“Why not colonize the Moon?” Indeed, this seems reasonable. It gets our species off of planet Earth and the Moon is a lot closer than Mars. However, the Moon lacks the ability to support a self-sustaining human colony. A Moon colony would be much too dependent on Earth for its very existence. This does not mean that we should not pursue a permanent Moon colony. Indeed, a permanent Moon colony may be a crucial step in colonizing Mars. However, a Moon colony cannot serve as a replacement for Mars colonization.
“We have no evidence that colonizing Mars will avoid human extinction.” This is absolutely true. However, we know for a fact that it is a certainty that if we remain solely on planet Earth we will go extinct. We also know that creating a self-sustaining colony on another planet is the best and perhaps only way to avoid extinction. And Mars is the most likely candidate within our solar system for colonization.
So on to what is sure to be the most insistent argument, why rank Mars colonization so high a priority? Simple, nothing else matters if the species goes extinct. Nothing. If the human species does not survive, it will never have an opportunity to address all of the other problems and ills facing human society. It will take hundreds or thousands of years to fully colonize Mars and make a Mars colony self-sustaining.
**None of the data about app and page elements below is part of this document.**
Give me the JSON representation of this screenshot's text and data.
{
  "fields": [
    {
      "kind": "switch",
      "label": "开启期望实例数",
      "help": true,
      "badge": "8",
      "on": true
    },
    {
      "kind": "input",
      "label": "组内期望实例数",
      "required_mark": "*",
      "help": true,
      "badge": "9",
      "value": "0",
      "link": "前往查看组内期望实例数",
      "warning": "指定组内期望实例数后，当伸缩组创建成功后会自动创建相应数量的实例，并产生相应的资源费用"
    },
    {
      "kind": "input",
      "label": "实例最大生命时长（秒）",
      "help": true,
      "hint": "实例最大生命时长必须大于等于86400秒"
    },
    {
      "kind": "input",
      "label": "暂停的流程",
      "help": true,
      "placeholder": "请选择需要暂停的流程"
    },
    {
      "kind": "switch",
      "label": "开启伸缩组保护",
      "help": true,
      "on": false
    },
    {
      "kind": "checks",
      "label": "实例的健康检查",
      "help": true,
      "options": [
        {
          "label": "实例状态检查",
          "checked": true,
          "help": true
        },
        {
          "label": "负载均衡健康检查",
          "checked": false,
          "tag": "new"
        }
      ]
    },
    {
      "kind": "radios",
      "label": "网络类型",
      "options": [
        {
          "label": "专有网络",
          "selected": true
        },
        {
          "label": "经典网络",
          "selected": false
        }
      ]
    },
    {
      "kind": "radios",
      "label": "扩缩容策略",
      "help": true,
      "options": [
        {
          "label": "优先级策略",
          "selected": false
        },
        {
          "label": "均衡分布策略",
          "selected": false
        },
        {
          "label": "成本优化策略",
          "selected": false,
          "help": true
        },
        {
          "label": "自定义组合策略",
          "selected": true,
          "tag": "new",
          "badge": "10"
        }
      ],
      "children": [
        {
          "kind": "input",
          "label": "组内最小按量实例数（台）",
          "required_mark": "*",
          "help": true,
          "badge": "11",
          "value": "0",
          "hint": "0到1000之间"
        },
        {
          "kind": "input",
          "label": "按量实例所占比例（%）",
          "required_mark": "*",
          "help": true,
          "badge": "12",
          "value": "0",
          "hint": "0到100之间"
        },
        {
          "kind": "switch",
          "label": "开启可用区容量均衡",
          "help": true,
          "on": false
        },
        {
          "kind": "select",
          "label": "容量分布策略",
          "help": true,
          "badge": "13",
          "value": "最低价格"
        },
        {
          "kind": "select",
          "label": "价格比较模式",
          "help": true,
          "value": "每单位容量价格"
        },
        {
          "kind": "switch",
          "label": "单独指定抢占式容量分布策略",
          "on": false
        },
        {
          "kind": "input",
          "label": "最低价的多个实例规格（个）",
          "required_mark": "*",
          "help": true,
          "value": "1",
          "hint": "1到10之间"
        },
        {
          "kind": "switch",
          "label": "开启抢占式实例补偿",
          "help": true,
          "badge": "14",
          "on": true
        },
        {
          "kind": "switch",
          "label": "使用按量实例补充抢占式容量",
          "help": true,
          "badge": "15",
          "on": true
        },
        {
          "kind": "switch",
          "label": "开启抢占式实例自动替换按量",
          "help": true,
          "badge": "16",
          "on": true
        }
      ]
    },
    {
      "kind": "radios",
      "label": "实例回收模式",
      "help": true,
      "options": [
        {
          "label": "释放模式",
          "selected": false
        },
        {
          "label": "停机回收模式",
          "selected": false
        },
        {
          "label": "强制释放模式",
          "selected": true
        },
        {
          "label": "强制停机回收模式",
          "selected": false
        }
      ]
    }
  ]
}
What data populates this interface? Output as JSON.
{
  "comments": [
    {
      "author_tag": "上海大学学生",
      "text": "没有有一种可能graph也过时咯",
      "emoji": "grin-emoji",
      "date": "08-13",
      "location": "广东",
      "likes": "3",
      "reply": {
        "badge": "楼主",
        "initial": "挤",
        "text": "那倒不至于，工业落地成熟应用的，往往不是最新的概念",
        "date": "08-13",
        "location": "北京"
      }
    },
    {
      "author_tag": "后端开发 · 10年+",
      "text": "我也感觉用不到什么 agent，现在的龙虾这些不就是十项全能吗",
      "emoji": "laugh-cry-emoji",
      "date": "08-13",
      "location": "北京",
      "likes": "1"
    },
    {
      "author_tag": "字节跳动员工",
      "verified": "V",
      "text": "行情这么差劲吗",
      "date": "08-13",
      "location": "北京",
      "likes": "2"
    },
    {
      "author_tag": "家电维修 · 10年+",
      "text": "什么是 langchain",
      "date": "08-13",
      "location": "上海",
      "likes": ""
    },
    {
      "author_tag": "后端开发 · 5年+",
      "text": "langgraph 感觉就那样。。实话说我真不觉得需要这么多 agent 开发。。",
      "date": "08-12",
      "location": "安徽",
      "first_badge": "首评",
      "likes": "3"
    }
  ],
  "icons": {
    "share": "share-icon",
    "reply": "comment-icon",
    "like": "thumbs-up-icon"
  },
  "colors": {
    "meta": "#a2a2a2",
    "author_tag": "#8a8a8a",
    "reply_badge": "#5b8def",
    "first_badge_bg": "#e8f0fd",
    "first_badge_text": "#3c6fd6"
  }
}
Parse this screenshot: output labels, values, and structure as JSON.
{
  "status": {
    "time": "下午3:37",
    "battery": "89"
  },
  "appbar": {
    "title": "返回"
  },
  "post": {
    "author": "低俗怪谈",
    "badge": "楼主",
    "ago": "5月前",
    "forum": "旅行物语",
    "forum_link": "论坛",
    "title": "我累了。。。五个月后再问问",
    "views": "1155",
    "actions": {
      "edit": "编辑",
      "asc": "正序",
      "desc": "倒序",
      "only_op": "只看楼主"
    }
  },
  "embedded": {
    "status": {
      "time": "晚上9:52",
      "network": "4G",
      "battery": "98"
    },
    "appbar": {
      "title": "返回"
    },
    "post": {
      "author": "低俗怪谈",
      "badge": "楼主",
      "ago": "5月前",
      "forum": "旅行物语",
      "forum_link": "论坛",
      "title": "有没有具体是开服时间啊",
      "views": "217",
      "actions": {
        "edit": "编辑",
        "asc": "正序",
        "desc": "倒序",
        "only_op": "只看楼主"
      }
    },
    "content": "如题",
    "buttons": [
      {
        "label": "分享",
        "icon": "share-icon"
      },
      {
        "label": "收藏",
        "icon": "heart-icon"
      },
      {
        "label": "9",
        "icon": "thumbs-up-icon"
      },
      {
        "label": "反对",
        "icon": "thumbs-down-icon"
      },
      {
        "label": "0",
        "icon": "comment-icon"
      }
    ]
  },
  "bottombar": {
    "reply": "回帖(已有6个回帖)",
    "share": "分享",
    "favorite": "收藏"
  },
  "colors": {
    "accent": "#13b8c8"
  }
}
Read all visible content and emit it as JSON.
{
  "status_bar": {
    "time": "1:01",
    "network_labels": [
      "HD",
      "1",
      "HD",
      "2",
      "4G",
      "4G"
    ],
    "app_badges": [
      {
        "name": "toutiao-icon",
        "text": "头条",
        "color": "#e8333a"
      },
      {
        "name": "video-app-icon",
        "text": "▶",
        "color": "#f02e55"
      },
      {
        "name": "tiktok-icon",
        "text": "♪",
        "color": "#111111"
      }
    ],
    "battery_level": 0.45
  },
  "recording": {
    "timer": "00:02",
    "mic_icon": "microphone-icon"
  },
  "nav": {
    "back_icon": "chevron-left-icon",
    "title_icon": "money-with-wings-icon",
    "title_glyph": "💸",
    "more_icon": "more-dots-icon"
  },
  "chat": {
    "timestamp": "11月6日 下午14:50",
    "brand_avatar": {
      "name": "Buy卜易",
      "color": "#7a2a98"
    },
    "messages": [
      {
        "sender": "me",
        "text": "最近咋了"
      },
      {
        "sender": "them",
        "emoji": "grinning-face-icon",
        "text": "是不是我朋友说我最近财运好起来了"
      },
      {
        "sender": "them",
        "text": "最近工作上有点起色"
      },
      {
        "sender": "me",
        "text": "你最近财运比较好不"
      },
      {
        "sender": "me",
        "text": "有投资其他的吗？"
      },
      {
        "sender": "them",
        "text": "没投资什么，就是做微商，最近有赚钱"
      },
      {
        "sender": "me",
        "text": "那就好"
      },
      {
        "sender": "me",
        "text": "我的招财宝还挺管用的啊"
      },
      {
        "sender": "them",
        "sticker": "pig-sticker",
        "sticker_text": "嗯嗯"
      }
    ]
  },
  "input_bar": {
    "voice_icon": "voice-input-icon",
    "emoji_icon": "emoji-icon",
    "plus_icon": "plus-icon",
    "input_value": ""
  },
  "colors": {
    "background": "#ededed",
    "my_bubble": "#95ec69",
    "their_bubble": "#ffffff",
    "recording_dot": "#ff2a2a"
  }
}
Every year, every day and every minute that we delay in making Mars colonization a top priority increases the chances that the human race will go extinct.
Despite the fact that everything in this essay has been known for decades, our species continues to do little or nothing to colonize Mars. Despite the fact that homo sapiens have been gifted with such a magnificent organ as is the human brain that we are the first and only species within the entire history of the Earth that has been able to identify a pattern of mass extinctions, our species continues to do little or nothing to colonize Mars. Despite the fact that we know for a certainty that we will go extinct if we do not colonize Mars, our species continues to do little or nothing to colonize Mars. And that is why homo sapiens are one of the least intelligent species on Earth.
Originally published July 2003